* _Work task_
Output every record word for word, minus the pictures.

* _Excerpted records_
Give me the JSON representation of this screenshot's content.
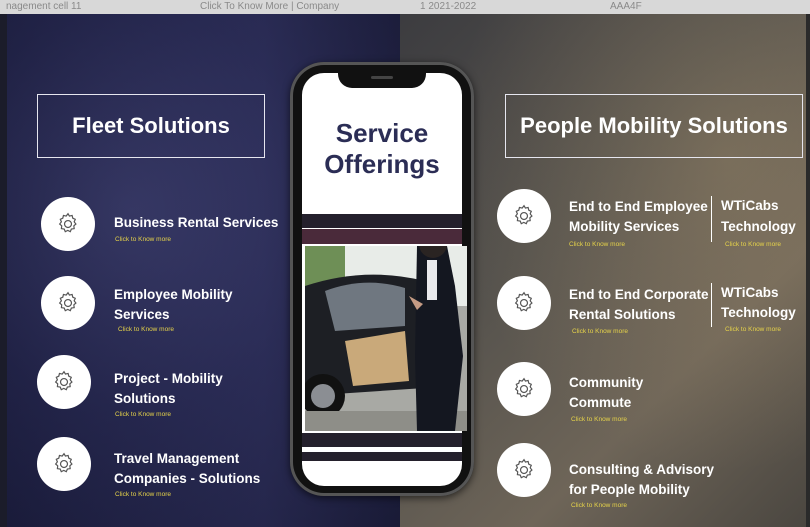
{
  "top_strip": [
    "nagement cell 11",
    "Click To Know More | Company",
    "1 2021-2022",
    "AAA4F"
  ],
  "fleet": {
    "title": "Fleet Solutions",
    "items": [
      {
        "label1": "Business Rental Services",
        "label2": "",
        "know": "Click to Know more"
      },
      {
        "label1": "Employee Mobility",
        "label2": "Services",
        "know": "Click to Know more"
      },
      {
        "label1": "Project - Mobility",
        "label2": "Solutions",
        "know": "Click to Know more"
      },
      {
        "label1": "Travel Management",
        "label2": "Companies - Solutions",
        "know": "Click to Know more"
      }
    ]
  },
  "center": {
    "title_line1": "Service",
    "title_line2": "Offerings"
  },
  "people": {
    "title": "People Mobility Solutions",
    "items": [
      {
        "label1": "End to End Employee",
        "label2": "Mobility Services",
        "know": "Click to Know more",
        "side1": "WTiCabs",
        "side2": "Technology",
        "side_know": "Click to Know more"
      },
      {
        "label1": "End to End Corporate",
        "label2": "Rental Solutions",
        "know": "Click to Know more",
        "side1": "WTiCabs",
        "side2": "Technology",
        "side_know": "Click to Know more"
      },
      {
        "label1": "Community",
        "label2": "Commute",
        "know": "Click to Know more"
      },
      {
        "label1": "Consulting & Advisory",
        "label2": "for People Mobility",
        "know": "Click to Know more"
      }
    ]
  },
  "icon": "gear-icon",
  "colors": {
    "accent_yellow": "#e6d34a",
    "title_navy": "#2b2d55",
    "left_bg": "#25274e"
  }
}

* _Solution to this problem_
Give me the JSON representation of this screenshot's content.
{
  "top_strip": [
    "nagement cell 11",
    "Click To Know More | Company",
    "1 2021-2022",
    "AAA4F"
  ],
  "fleet": {
    "title": "Fleet Solutions",
    "items": [
      {
        "label1": "Business Rental Services",
        "label2": "",
        "know": "Click to Know more"
      },
      {
        "label1": "Employee Mobility",
        "label2": "Services",
        "know": "Click to Know more"
      },
      {
        "label1": "Project - Mobility",
        "label2": "Solutions",
        "know": "Click to Know more"
      },
      {
        "label1": "Travel Management",
        "label2": "Companies - Solutions",
        "know": "Click to Know more"
      }
    ]
  },
  "center": {
    "title_line1": "Service",
    "title_line2": "Offerings"
  },
  "people": {
    "title": "People Mobility Solutions",
    "items": [
      {
        "label1": "End to End Employee",
        "label2": "Mobility Services",
        "know": "Click to Know more",
        "side1": "WTiCabs",
        "side2": "Technology",
        "side_know": "Click to Know more"
      },
      {
        "label1": "End to End Corporate",
        "label2": "Rental Solutions",
        "know": "Click to Know more",
        "side1": "WTiCabs",
        "side2": "Technology",
        "side_know": "Click to Know more"
      },
      {
        "label1": "Community",
        "label2": "Commute",
        "know": "Click to Know more"
      },
      {
        "label1": "Consulting & Advisory",
        "label2": "for People Mobility",
        "know": "Click to Know more"
      }
    ]
  },
  "icon": "gear-icon",
  "colors": {
    "accent_yellow": "#e6d34a",
    "title_navy": "#2b2d55",
    "left_bg": "#25274e"
  }
}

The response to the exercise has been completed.